An affable woman with a warm laugh, King has bred and raised top-level English Hackney and American Saddlebred horses for more than two decades in Wisconsin and Kentucky. That lifelong interest has given her a keen sense of the importance of form to function. “The connection has given me the ability to imbue in my sculptures the inescapable courage and character horses possess,” she says.
How did she go about landing the Barbaro project? “I just went after it,” King says. “Honestly, I believed all along that I would get the commission.”
King’s remarkable sculptures are a testament to her incredible attention to detail and countless hours of research. “I do a lot of background work because I have to build this thing from the inside out,” she explains. “It’s not just: Look at something and do it. I have to make it anatomically correct from the beginning, or it will never look like the subject.”
For the Barbaro piece, she interviewed a few dozen people, from the Jacksons, jockey Prado and his trainer Michael Matz to anonymous folks touched by the enormity of the champion’s story. “With portraiture, it’s really important to find out how these people think and feel about this animal,” she says. “Mrs. Jackson told me right off the bat that Barbaro loved to race. I told her that when I did the statue of this horse, I would express his physicality, what he looked like as a thoroughbred. You need to be able to tell that’s Barbaro from a distance.”
King also pored through scores of racing photographs and videos, and studied a series of photos by noted English photographer Edward J. Muybridge, known as “Horse in Motion.” Muybridge was the first to prove that all four legs are off the ground while a horse gallops. “Initially, I determined that Barbaro was about a foot off the ground,” King relates. “Then I spoke with Michael [Matz], and he put it at more like 16 inches—so that was built into the design.”
The piece was too large for the studio at her Wisconsin home, so King set up shop in a garage that was originally built to hold a sailboat. For the armature (the steel structure supporting the clay model), a welder built King the form out of the rebar that holds everything in place. She then cut large sheets of insulation foam into the desired shape, glued it all together, planed it back, and created the form of the horse and jockey.
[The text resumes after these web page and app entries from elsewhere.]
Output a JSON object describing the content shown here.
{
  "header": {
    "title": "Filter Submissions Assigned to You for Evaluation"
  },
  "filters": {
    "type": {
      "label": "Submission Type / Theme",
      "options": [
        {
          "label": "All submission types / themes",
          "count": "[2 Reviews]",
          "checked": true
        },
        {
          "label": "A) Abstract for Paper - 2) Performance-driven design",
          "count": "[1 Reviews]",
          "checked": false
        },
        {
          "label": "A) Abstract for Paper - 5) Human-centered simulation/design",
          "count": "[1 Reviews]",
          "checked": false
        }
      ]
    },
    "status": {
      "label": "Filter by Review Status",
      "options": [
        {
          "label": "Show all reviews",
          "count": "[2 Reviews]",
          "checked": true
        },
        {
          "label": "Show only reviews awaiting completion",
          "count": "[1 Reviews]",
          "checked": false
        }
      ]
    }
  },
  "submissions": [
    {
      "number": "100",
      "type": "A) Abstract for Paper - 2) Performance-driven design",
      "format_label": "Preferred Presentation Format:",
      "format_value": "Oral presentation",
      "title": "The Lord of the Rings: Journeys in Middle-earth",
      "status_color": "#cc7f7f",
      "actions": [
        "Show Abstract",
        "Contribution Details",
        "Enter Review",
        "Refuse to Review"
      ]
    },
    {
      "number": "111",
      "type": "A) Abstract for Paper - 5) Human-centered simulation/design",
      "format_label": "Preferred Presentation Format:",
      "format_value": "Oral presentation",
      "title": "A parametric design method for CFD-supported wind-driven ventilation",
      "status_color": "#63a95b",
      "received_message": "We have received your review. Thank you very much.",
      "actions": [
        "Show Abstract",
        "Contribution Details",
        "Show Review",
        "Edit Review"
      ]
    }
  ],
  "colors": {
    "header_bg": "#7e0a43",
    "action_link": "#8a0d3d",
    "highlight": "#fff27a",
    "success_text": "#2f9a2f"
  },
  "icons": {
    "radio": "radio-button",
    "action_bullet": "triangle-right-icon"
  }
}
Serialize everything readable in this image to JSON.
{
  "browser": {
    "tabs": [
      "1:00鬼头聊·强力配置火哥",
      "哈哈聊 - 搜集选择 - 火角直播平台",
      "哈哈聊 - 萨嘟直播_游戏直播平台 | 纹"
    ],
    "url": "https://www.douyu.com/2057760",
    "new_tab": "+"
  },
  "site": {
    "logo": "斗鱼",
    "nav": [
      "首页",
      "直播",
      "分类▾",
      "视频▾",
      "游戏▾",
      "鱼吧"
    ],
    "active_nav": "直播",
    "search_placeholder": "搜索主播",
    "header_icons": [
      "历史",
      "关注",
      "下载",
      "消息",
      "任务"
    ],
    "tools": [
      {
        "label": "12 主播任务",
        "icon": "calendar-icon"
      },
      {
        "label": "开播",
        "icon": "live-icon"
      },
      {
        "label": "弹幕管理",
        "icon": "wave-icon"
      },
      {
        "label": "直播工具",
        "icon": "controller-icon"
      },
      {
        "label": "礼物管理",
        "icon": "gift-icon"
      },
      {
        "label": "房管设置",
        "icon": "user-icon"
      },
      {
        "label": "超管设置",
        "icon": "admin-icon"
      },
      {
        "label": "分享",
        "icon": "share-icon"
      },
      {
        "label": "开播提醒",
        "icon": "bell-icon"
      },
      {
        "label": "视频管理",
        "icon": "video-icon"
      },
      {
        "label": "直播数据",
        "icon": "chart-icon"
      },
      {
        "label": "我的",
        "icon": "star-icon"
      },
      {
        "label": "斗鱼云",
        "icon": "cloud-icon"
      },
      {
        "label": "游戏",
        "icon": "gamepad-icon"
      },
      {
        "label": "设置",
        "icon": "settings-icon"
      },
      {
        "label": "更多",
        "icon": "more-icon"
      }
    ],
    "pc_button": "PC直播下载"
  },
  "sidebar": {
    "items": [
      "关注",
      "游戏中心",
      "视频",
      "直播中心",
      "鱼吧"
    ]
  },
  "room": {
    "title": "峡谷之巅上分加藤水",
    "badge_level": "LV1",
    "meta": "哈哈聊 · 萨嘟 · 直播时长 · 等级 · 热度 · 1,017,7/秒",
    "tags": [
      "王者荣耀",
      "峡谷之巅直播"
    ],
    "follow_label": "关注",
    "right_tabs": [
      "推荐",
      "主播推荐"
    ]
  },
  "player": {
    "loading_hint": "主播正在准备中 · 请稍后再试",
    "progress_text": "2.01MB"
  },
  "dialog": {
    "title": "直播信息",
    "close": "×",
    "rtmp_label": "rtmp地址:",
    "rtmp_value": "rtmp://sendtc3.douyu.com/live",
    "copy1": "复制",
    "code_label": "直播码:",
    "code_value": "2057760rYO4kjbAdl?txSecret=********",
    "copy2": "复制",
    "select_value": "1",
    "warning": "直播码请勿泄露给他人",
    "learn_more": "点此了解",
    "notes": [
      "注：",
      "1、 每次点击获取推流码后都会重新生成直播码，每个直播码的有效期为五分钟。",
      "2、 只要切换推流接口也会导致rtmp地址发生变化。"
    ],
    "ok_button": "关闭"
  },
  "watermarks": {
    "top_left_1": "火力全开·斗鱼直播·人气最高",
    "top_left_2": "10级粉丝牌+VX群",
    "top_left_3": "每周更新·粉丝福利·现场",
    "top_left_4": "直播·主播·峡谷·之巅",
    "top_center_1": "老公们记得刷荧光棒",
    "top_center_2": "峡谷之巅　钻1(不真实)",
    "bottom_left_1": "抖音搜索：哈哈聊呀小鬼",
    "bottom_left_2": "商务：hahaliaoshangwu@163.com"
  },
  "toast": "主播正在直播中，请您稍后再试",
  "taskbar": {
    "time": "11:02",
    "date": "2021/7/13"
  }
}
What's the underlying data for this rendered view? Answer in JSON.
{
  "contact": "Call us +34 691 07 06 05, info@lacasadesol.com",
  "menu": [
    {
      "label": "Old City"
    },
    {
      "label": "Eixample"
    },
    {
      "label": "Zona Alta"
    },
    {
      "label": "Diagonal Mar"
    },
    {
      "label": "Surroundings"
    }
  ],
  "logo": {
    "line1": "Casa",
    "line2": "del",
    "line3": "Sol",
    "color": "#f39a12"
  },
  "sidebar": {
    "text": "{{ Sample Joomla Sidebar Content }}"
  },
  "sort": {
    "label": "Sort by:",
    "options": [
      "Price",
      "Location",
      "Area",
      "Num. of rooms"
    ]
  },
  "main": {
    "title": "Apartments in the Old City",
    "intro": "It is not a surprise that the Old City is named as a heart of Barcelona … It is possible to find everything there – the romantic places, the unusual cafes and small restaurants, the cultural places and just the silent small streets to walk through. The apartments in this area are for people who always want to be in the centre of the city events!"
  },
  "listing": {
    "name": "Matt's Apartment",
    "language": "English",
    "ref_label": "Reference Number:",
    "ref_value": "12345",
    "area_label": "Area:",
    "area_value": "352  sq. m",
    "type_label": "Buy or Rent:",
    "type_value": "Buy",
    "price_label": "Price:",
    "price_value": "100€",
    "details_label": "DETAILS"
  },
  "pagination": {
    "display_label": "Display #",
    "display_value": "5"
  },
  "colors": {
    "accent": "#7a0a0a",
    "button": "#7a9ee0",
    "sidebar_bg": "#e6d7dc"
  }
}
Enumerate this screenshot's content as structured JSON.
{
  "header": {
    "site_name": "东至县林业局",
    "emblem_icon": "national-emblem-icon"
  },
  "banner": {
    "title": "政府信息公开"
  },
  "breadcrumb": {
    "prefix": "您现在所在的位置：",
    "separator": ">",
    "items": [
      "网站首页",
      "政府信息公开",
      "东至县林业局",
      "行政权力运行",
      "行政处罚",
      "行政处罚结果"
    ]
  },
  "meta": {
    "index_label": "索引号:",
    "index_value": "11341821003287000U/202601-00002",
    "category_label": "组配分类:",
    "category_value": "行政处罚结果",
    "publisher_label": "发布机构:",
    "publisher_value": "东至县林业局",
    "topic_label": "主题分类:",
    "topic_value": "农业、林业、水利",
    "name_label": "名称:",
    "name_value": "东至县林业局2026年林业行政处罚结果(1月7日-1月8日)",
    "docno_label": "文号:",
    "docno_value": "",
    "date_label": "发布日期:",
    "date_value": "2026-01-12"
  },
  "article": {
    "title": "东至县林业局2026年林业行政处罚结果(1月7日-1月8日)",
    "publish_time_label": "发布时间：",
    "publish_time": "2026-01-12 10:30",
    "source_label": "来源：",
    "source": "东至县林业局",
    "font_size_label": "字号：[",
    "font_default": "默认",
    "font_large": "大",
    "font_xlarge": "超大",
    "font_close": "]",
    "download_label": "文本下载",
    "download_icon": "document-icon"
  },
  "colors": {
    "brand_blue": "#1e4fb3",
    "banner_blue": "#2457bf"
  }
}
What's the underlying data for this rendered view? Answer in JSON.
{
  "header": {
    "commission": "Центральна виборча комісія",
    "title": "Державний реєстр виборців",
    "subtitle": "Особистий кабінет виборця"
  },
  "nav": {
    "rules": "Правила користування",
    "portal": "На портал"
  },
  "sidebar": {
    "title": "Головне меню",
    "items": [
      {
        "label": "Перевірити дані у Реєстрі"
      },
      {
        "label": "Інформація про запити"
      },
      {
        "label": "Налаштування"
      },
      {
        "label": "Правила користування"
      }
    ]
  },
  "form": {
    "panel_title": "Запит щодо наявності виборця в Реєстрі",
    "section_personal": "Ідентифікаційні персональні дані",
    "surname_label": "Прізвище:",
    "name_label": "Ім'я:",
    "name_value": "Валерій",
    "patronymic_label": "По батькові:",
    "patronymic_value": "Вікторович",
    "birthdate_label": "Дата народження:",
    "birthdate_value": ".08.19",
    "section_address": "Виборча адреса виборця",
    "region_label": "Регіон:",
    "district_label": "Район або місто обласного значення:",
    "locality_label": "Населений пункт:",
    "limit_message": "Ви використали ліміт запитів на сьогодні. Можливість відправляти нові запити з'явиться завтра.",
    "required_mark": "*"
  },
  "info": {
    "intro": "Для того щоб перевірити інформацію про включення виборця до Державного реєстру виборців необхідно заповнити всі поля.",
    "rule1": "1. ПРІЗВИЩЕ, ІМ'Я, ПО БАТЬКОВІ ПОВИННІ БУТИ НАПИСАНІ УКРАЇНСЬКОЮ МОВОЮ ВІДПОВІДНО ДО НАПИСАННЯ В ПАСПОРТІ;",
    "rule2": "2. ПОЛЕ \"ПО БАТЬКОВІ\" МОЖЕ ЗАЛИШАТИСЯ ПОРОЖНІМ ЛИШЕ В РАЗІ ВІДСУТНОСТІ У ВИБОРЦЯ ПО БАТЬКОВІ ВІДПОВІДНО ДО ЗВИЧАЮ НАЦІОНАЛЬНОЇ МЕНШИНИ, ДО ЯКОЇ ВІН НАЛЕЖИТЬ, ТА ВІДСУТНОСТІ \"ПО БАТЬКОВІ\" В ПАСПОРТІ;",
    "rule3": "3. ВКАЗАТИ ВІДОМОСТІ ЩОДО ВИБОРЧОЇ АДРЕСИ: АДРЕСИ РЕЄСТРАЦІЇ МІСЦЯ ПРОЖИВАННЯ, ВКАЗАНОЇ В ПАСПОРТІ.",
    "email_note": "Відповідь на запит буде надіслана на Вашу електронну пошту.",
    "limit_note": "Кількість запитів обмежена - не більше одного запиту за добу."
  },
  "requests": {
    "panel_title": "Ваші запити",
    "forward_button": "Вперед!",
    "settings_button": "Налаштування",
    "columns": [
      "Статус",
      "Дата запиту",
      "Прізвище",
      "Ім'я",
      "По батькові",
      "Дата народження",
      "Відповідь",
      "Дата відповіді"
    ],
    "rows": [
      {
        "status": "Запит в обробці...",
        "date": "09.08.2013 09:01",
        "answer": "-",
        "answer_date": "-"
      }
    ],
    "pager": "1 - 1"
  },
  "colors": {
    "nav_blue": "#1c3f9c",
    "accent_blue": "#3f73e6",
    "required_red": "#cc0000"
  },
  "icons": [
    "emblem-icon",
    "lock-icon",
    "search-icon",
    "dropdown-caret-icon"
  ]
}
Next came the detailing of the clay model, which King accomplished with her hands, fingers and clay tools. As she applied clay to the model, King also cut back the areas that define the surface of the model. Specially made steel-looped tools allowed her to smooth the surfaces.
“The final application of clay energizes the surface of the model, which is so important in a sculpture of a running horse,” King notes. “It’s a hands-on process sculpting a statue of this size. Bulking out the figure takes a lot of wax-based clay, which is heated under lamps to facilitate the ease of application to the model.”
All told, more than 300 pounds of clay were used in the model. When it cools, the material is easily carved to integrate the detail that such a piece demands.
When the model was completed last fall, mold makers from Bronze Services arrived to cut it into roughly 20 pieces, which were shipped to their foundry in Loveland, Colo. The pieces were cast in bronze and welded back together into the life-size sculpture.
The statue is attached to a horizontal bronze rail that will support the 1,500-pound artwork, creating the impression that Barbaro and his rider are suspended in air. It’s the first time an equine statue of this size and scope has been presented in this manner, with all four of the horse’s feet off the ground.
“That’s how we remember him,” says Roy Jackson. “It captured what Barbaro loved to do best—run fast.”
To view more of Alexa King’s work, visit alexakingstudios.com.